This section summarizes the hoped-for contributions and my plan for achieving them. Subsections present the open questions, experiments, preliminary results, and research schedule in greater detail.

There are a number of questions that I hope to answer. I divide them into two categories: what are the analytical properties of the transformed code and its execution, and how practical are the transformations. The former resemble typical compiler performance evaluation questions, the latter are fuzzy software engineering issues (the 2nd Futamura projection has a human factor).

My plan to answer these questions is to

  1. implement the system
  2. perform experiments
  3. iterate system design and experiments based on the results
  4. seek answers to the questions.

I will start with the following experiments (listed with keywords)

loop language
general loops, side effects
protocol kit
KMP searching, regexps, un/parsing, format
2D graphics
memory layout, neighborhoods, bit-fields
letrec, exceptions, modules, varargs, towers
but as I iterate the design, I will cull some experiments to concentrate on the most promising subset. Preliminary results are presented in a following section.

As this is a inter-disciplinary thesis roughly between partial evaluation (PE) and interactive graphics, we can make three categories of the contributions:

strictly PE
the lift compiler, CPS-CPS and higher-order values, formalization of variable splitting as abstract interpretation, understanding the return to self-application.

the combination
loop language, bitmap layout language, synchronous dataflow language, perhaps more.

strictly graphics
are high-performance graphics routines worth the effort?


Is the final code good enough? DCG assembles its somewhat higher level IR into code locally comparable to gcc's [GCC], using only about 350 instructions per instruction produced. Using a lower level representation allows more optimizations to be handled by generated compilers, but the lack of high level constructs complicates cogen since it can not use these same constructs. I don't plan on generating machine code so I will simply examine the generated abstract code and assess how much optimization will be required to produce fast code, and how quickly naive code could be produced. The root language may have to be extended to make efficient code generation easier, eg loops may require direct support.

Does the speedup justify the time spent compiling? Of course it depends on the application. I will measure abstract instruction counts to compare interpretation to compilation and execution, and determine the break-even point. This ignores scheduling, cache, and memory effects. I hope to show that my generated compilers can be significantly faster than typical lisp compilers and still produce good code.

Is the root language too low level? Some language features may not be easily handled once they are compiled into the IR, since information is lost by translation into a lower level language (eg short-circuit con/disjunctions, types, pattern matching, loops, letrec, varargs, higher-orderness, procedure call/return, etc). I will find ways to handle as many of these as possible.
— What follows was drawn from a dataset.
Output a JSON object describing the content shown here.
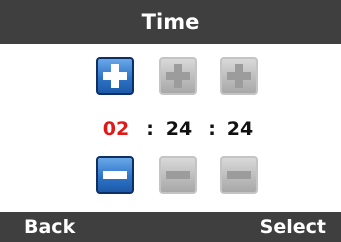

Some of them may require special features, new hints, or some generalization. Some may have to be included directly in the IR. This is a familiar drawback to an IR: it can handle many different languages, but none of them perfectly.

It may turn out to be helpful to impose a type system on the IR. This would at least obviate the closure-cons hint, any kind of side-effect purity hint, and probably clean up some dark corners in the soundness of the system.

Can the compilers that one wants be generated from interpreters? In a trivial sense this is always true, since we can always cook up an interpreter that arbitrarily transforms its program argument, but it's not necessarily usefully true: is cogen saving programmer time? The experiments provide a context for what `one wants'.

Successful compiler generation depends on the exact results of complex analyses. An innocuous code change may result in a critical value being lifted, ruining the dynamic code. This is brittleness. Typical examples are currying a procedure and inserting a let binding. Working with code while maintaining good binding time division may simply be too difficult.

How do the generated compilers compare to hand-written ones? Hand-coded compilers are impossible to beat as there will always be global invariants undiscovered by automatic means. But cogen should be able to produce compilers that are globally not stupid and are locally tight. I will hand-write compilers for some of the languages, and compare them to the generated compilers.

Will cogen be just as complicated as advanced macro hacking in Lisp? Binding times attempt to alleviate `@,' ridden code, but introduce their own complications. I will make a cursory comparison to C's macro languages: cpp, bison, make, and the occasional gawk script...

These are contradictory goals. Current techniques do not completely automate compiler generation (and it's hard to imagine how they could). As one approaches full automation, predictability goes down as more and sophisticated analyses and inferences are required. Finding good trade-offs between competing goals is the hallmark of engineering.


Estimated tasks and weeks, roughly in order:

resulting in graduation in mid 1996.